App and web page records:
━━━

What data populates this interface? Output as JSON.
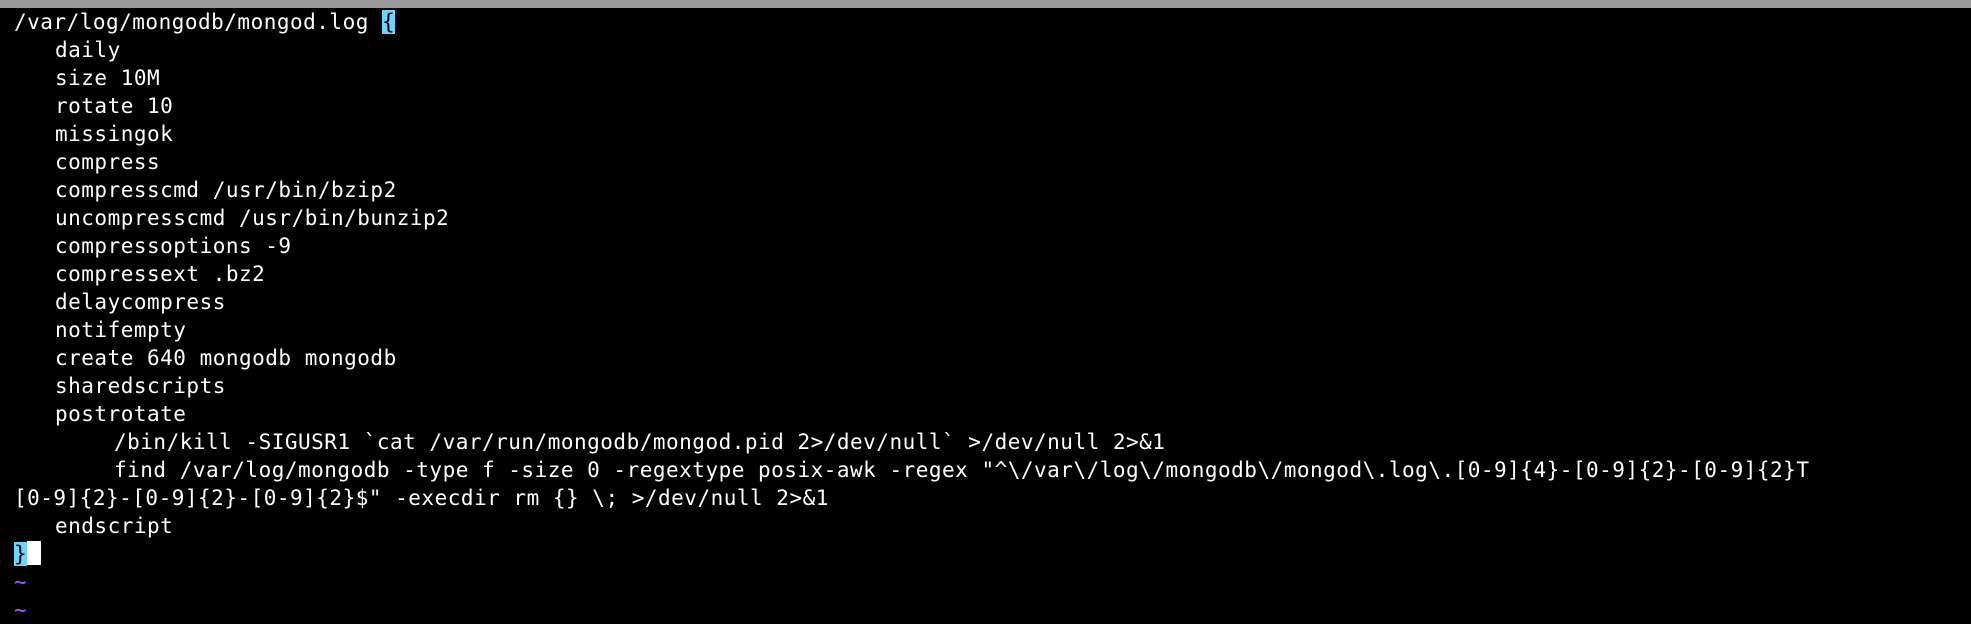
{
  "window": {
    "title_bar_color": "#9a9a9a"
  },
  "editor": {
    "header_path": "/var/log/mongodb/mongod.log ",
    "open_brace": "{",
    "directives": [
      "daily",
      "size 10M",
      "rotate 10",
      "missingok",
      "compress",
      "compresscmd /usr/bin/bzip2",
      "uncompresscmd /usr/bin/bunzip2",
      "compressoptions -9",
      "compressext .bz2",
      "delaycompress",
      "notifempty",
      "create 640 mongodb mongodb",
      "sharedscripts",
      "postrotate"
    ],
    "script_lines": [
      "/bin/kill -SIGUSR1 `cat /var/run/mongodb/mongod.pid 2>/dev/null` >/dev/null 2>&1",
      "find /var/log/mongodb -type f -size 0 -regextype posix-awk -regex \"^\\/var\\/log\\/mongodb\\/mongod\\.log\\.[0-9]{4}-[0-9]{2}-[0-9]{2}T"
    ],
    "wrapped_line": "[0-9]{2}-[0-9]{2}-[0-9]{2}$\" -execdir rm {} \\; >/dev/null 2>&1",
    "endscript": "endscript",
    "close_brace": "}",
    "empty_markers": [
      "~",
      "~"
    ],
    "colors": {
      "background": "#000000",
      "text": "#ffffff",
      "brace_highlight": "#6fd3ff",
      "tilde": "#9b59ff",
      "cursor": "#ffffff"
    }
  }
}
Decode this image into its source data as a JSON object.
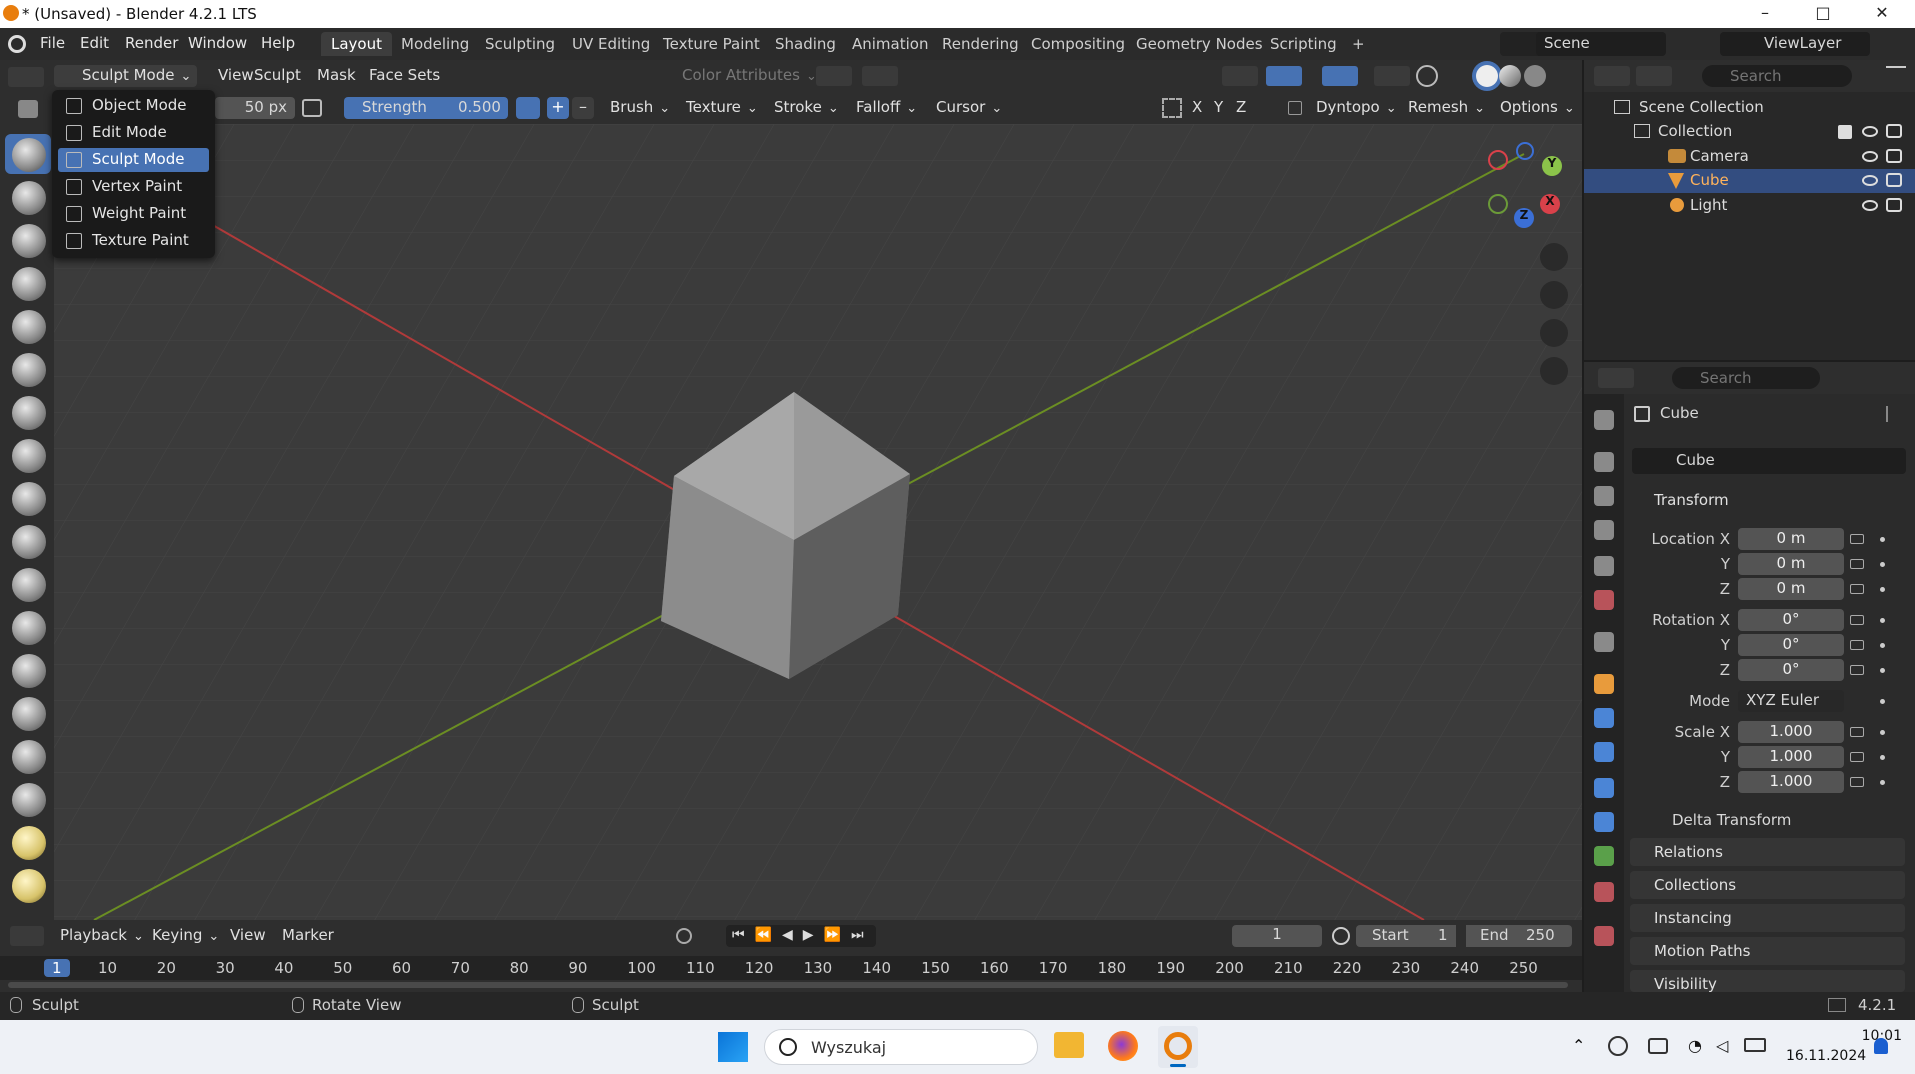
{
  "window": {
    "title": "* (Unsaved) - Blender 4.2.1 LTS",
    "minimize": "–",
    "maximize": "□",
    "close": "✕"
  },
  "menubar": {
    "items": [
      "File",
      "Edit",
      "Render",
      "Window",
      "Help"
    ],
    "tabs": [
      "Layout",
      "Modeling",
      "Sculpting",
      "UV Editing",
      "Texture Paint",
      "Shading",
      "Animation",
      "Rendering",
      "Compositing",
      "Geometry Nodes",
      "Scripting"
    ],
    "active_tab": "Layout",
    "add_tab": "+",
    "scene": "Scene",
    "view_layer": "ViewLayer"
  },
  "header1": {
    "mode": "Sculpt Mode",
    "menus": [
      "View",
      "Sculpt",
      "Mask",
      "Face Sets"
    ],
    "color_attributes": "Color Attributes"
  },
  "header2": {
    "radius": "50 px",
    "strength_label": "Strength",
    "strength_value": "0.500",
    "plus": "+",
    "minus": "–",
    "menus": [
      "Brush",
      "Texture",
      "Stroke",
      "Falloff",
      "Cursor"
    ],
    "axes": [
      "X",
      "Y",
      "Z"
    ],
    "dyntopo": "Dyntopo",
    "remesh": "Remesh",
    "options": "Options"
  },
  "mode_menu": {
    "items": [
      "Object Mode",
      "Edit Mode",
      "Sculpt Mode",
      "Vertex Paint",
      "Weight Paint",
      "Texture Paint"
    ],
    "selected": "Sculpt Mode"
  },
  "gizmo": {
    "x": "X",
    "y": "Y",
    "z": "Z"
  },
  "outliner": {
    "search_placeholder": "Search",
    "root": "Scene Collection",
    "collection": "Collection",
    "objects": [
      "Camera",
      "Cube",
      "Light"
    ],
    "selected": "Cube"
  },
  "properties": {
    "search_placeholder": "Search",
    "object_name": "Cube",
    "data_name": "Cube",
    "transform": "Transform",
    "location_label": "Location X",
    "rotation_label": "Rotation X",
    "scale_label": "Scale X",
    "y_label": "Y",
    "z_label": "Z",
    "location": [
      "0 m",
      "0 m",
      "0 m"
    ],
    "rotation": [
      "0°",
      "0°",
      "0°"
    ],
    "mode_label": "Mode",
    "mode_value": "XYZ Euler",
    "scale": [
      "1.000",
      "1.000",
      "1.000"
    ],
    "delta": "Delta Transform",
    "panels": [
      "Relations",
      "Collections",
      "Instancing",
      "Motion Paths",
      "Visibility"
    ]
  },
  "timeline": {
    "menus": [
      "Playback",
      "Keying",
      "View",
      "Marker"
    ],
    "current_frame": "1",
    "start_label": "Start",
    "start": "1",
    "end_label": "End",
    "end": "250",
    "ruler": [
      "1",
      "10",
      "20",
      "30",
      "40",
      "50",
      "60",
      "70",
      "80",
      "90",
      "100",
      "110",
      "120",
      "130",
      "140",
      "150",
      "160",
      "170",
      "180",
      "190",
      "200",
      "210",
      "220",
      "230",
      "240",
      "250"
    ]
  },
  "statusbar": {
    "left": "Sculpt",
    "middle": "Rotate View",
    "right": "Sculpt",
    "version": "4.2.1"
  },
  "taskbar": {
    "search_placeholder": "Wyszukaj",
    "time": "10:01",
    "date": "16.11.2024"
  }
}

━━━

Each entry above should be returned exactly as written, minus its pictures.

What data populates this interface? Output as JSON.
{
  "window": {
    "title_bar_color": "#9a9a9a"
  },
  "editor": {
    "header_path": "/var/log/mongodb/mongod.log ",
    "open_brace": "{",
    "directives": [
      "daily",
      "size 10M",
      "rotate 10",
      "missingok",
      "compress",
      "compresscmd /usr/bin/bzip2",
      "uncompresscmd /usr/bin/bunzip2",
      "compressoptions -9",
      "compressext .bz2",
      "delaycompress",
      "notifempty",
      "create 640 mongodb mongodb",
      "sharedscripts",
      "postrotate"
    ],
    "script_lines": [
      "/bin/kill -SIGUSR1 `cat /var/run/mongodb/mongod.pid 2>/dev/null` >/dev/null 2>&1",
      "find /var/log/mongodb -type f -size 0 -regextype posix-awk -regex \"^\\/var\\/log\\/mongodb\\/mongod\\.log\\.[0-9]{4}-[0-9]{2}-[0-9]{2}T"
    ],
    "wrapped_line": "[0-9]{2}-[0-9]{2}-[0-9]{2}$\" -execdir rm {} \\; >/dev/null 2>&1",
    "endscript": "endscript",
    "close_brace": "}",
    "empty_markers": [
      "~",
      "~"
    ],
    "colors": {
      "background": "#000000",
      "text": "#ffffff",
      "brace_highlight": "#6fd3ff",
      "tilde": "#9b59ff",
      "cursor": "#ffffff"
    }
  }
}
Decode this image into its source data as a JSON object.
{
  "window": {
    "title": "* (Unsaved) - Blender 4.2.1 LTS",
    "minimize": "–",
    "maximize": "□",
    "close": "✕"
  },
  "menubar": {
    "items": [
      "File",
      "Edit",
      "Render",
      "Window",
      "Help"
    ],
    "tabs": [
      "Layout",
      "Modeling",
      "Sculpting",
      "UV Editing",
      "Texture Paint",
      "Shading",
      "Animation",
      "Rendering",
      "Compositing",
      "Geometry Nodes",
      "Scripting"
    ],
    "active_tab": "Layout",
    "add_tab": "+",
    "scene": "Scene",
    "view_layer": "ViewLayer"
  },
  "header1": {
    "mode": "Sculpt Mode",
    "menus": [
      "View",
      "Sculpt",
      "Mask",
      "Face Sets"
    ],
    "color_attributes": "Color Attributes"
  },
  "header2": {
    "radius": "50 px",
    "strength_label": "Strength",
    "strength_value": "0.500",
    "plus": "+",
    "minus": "–",
    "menus": [
      "Brush",
      "Texture",
      "Stroke",
      "Falloff",
      "Cursor"
    ],
    "axes": [
      "X",
      "Y",
      "Z"
    ],
    "dyntopo": "Dyntopo",
    "remesh": "Remesh",
    "options": "Options"
  },
  "mode_menu": {
    "items": [
      "Object Mode",
      "Edit Mode",
      "Sculpt Mode",
      "Vertex Paint",
      "Weight Paint",
      "Texture Paint"
    ],
    "selected": "Sculpt Mode"
  },
  "gizmo": {
    "x": "X",
    "y": "Y",
    "z": "Z"
  },
  "outliner": {
    "search_placeholder": "Search",
    "root": "Scene Collection",
    "collection": "Collection",
    "objects": [
      "Camera",
      "Cube",
      "Light"
    ],
    "selected": "Cube"
  },
  "properties": {
    "search_placeholder": "Search",
    "object_name": "Cube",
    "data_name": "Cube",
    "transform": "Transform",
    "location_label": "Location X",
    "rotation_label": "Rotation X",
    "scale_label": "Scale X",
    "y_label": "Y",
    "z_label": "Z",
    "location": [
      "0 m",
      "0 m",
      "0 m"
    ],
    "rotation": [
      "0°",
      "0°",
      "0°"
    ],
    "mode_label": "Mode",
    "mode_value": "XYZ Euler",
    "scale": [
      "1.000",
      "1.000",
      "1.000"
    ],
    "delta": "Delta Transform",
    "panels": [
      "Relations",
      "Collections",
      "Instancing",
      "Motion Paths",
      "Visibility"
    ]
  },
  "timeline": {
    "menus": [
      "Playback",
      "Keying",
      "View",
      "Marker"
    ],
    "current_frame": "1",
    "start_label": "Start",
    "start": "1",
    "end_label": "End",
    "end": "250",
    "ruler": [
      "1",
      "10",
      "20",
      "30",
      "40",
      "50",
      "60",
      "70",
      "80",
      "90",
      "100",
      "110",
      "120",
      "130",
      "140",
      "150",
      "160",
      "170",
      "180",
      "190",
      "200",
      "210",
      "220",
      "230",
      "240",
      "250"
    ]
  },
  "statusbar": {
    "left": "Sculpt",
    "middle": "Rotate View",
    "right": "Sculpt",
    "version": "4.2.1"
  },
  "taskbar": {
    "search_placeholder": "Wyszukaj",
    "time": "10:01",
    "date": "16.11.2024"
  }
}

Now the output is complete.